Write out each record below exactly, without pictures.

[Website and app data records]
*****
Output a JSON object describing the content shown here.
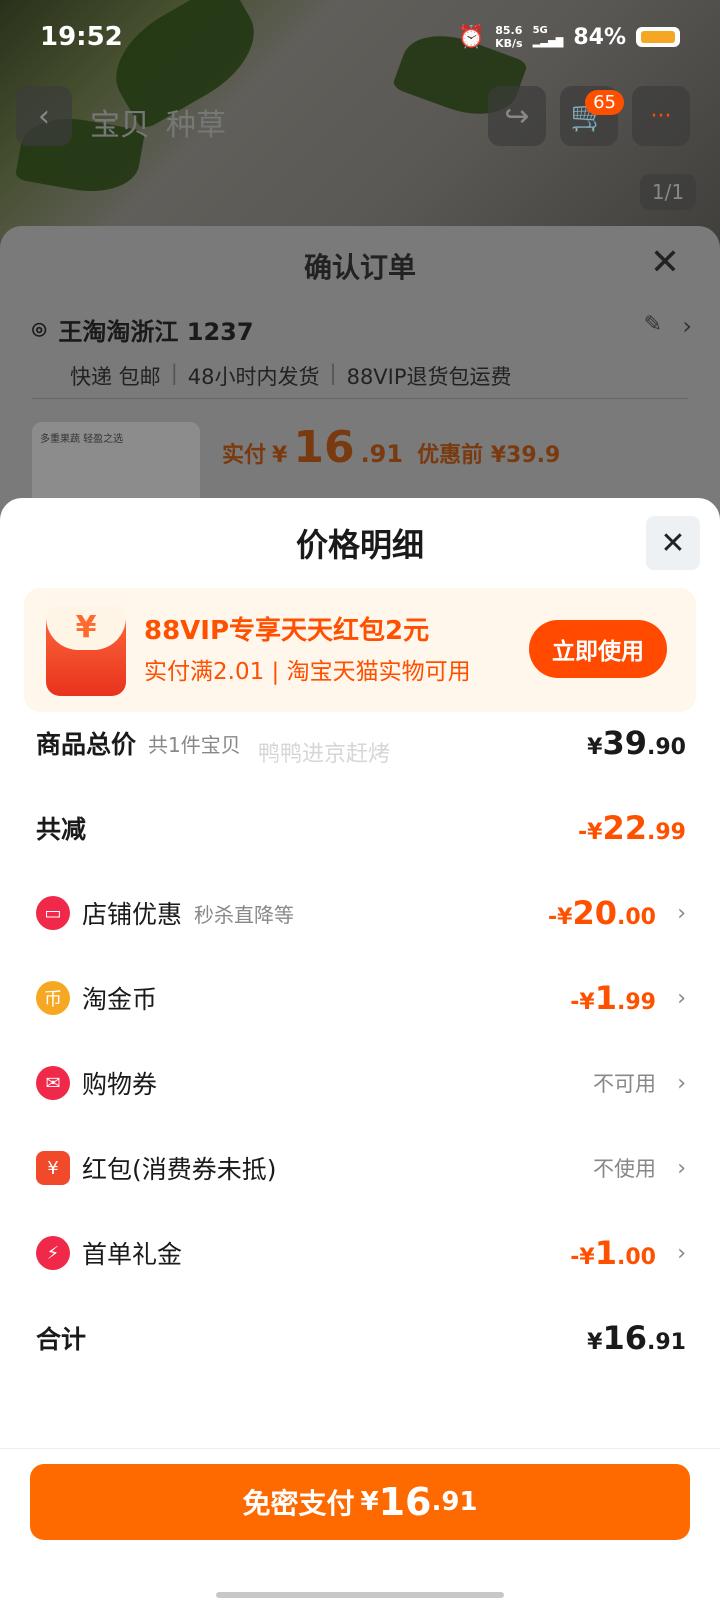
{
  "status": {
    "time": "19:52",
    "net_speed_top": "85.6",
    "net_speed_bottom": "KB/s",
    "signal_label": "5G",
    "battery": "84%"
  },
  "product_page": {
    "tabs": [
      "宝贝",
      "种草"
    ],
    "cart_badge": "65",
    "more_badge": "···",
    "image_pager": "1/1"
  },
  "order": {
    "title": "确认订单",
    "address_name": "王淘淘浙江 1237",
    "delivery": [
      "快递 包邮",
      "48小时内发货",
      "88VIP退货包运费"
    ],
    "product_thumb_text": "多重果蔬 轻盈之选",
    "paid_label": "实付",
    "paid_currency": "¥",
    "paid_int": "16",
    "paid_dec": ".91",
    "before_label": "优惠前 ¥39.9"
  },
  "price_detail": {
    "title": "价格明细",
    "promo": {
      "icon_char": "¥",
      "line1": "88VIP专享天天红包2元",
      "line2": "实付满2.01 | 淘宝天猫实物可用",
      "button": "立即使用"
    },
    "watermark": "鸭鸭进京赶烤",
    "rows": [
      {
        "label": "商品总价",
        "sub": "共1件宝贝",
        "cur": "¥",
        "int": "39",
        "dec": ".90"
      },
      {
        "label": "共减",
        "cur": "-¥",
        "int": "22",
        "dec": ".99"
      },
      {
        "label": "店铺优惠",
        "sub": "秒杀直降等",
        "cur": "-¥",
        "int": "20",
        "dec": ".00"
      },
      {
        "label": "淘金币",
        "cur": "-¥",
        "int": "1",
        "dec": ".99"
      },
      {
        "label": "购物券",
        "text": "不可用"
      },
      {
        "label": "红包(消费券未抵)",
        "text": "不使用"
      },
      {
        "label": "首单礼金",
        "cur": "-¥",
        "int": "1",
        "dec": ".00"
      },
      {
        "label": "合计",
        "cur": "¥",
        "int": "16",
        "dec": ".91"
      }
    ],
    "pay": {
      "label": "免密支付",
      "cur": "¥",
      "int": "16",
      "dec": ".91"
    }
  },
  "colors": {
    "accent": "#ff5000",
    "pay_button": "#ff6a00"
  }
}
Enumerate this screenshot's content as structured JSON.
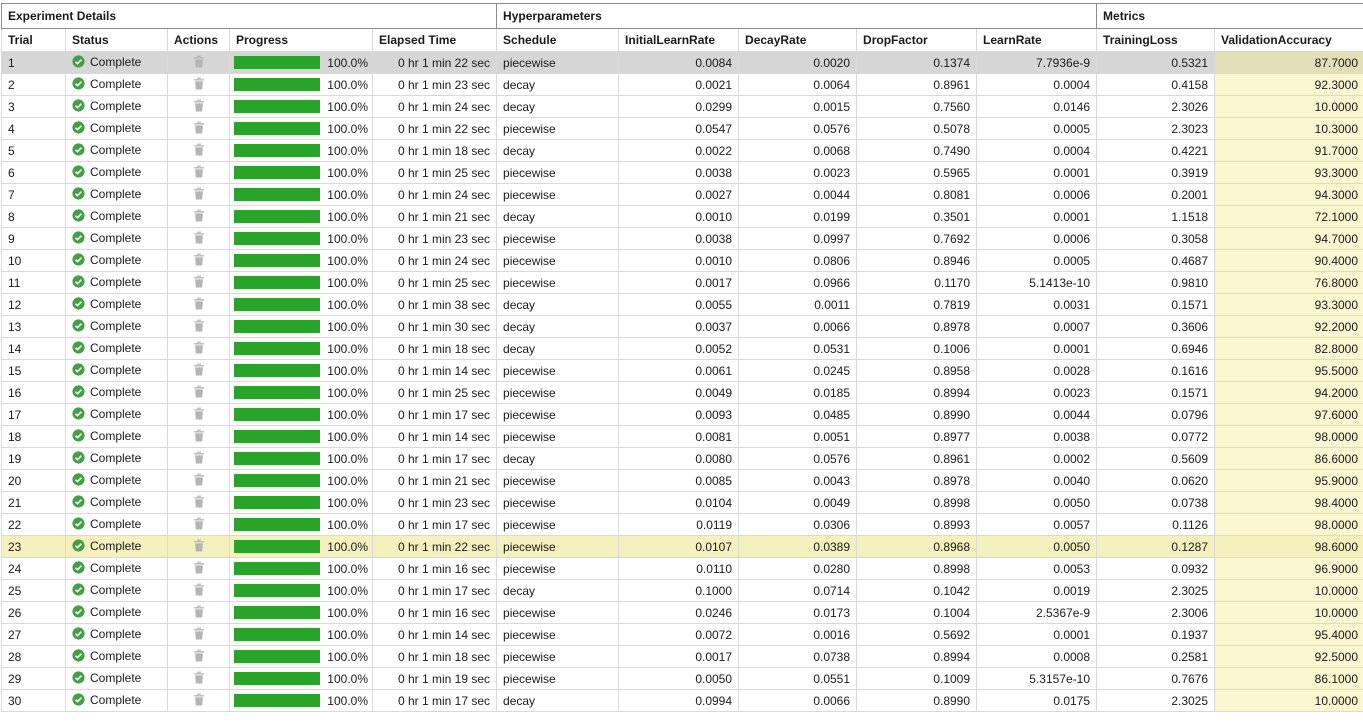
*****
■ Task result:
Output a JSON object describing the content shown here.
{
  "status": {
    "time": "19:52",
    "net_speed_top": "85.6",
    "net_speed_bottom": "KB/s",
    "signal_label": "5G",
    "battery": "84%"
  },
  "product_page": {
    "tabs": [
      "宝贝",
      "种草"
    ],
    "cart_badge": "65",
    "more_badge": "···",
    "image_pager": "1/1"
  },
  "order": {
    "title": "确认订单",
    "address_name": "王淘淘浙江 1237",
    "delivery": [
      "快递 包邮",
      "48小时内发货",
      "88VIP退货包运费"
    ],
    "product_thumb_text": "多重果蔬 轻盈之选",
    "paid_label": "实付",
    "paid_currency": "¥",
    "paid_int": "16",
    "paid_dec": ".91",
    "before_label": "优惠前 ¥39.9"
  },
  "price_detail": {
    "title": "价格明细",
    "promo": {
      "icon_char": "¥",
      "line1": "88VIP专享天天红包2元",
      "line2": "实付满2.01 | 淘宝天猫实物可用",
      "button": "立即使用"
    },
    "watermark": "鸭鸭进京赶烤",
    "rows": [
      {
        "label": "商品总价",
        "sub": "共1件宝贝",
        "cur": "¥",
        "int": "39",
        "dec": ".90"
      },
      {
        "label": "共减",
        "cur": "-¥",
        "int": "22",
        "dec": ".99"
      },
      {
        "label": "店铺优惠",
        "sub": "秒杀直降等",
        "cur": "-¥",
        "int": "20",
        "dec": ".00"
      },
      {
        "label": "淘金币",
        "cur": "-¥",
        "int": "1",
        "dec": ".99"
      },
      {
        "label": "购物券",
        "text": "不可用"
      },
      {
        "label": "红包(消费券未抵)",
        "text": "不使用"
      },
      {
        "label": "首单礼金",
        "cur": "-¥",
        "int": "1",
        "dec": ".00"
      },
      {
        "label": "合计",
        "cur": "¥",
        "int": "16",
        "dec": ".91"
      }
    ],
    "pay": {
      "label": "免密支付",
      "cur": "¥",
      "int": "16",
      "dec": ".91"
    }
  },
  "colors": {
    "accent": "#ff5000",
    "pay_button": "#ff6a00"
  }
}
Enumerate this screenshot's content as structured JSON.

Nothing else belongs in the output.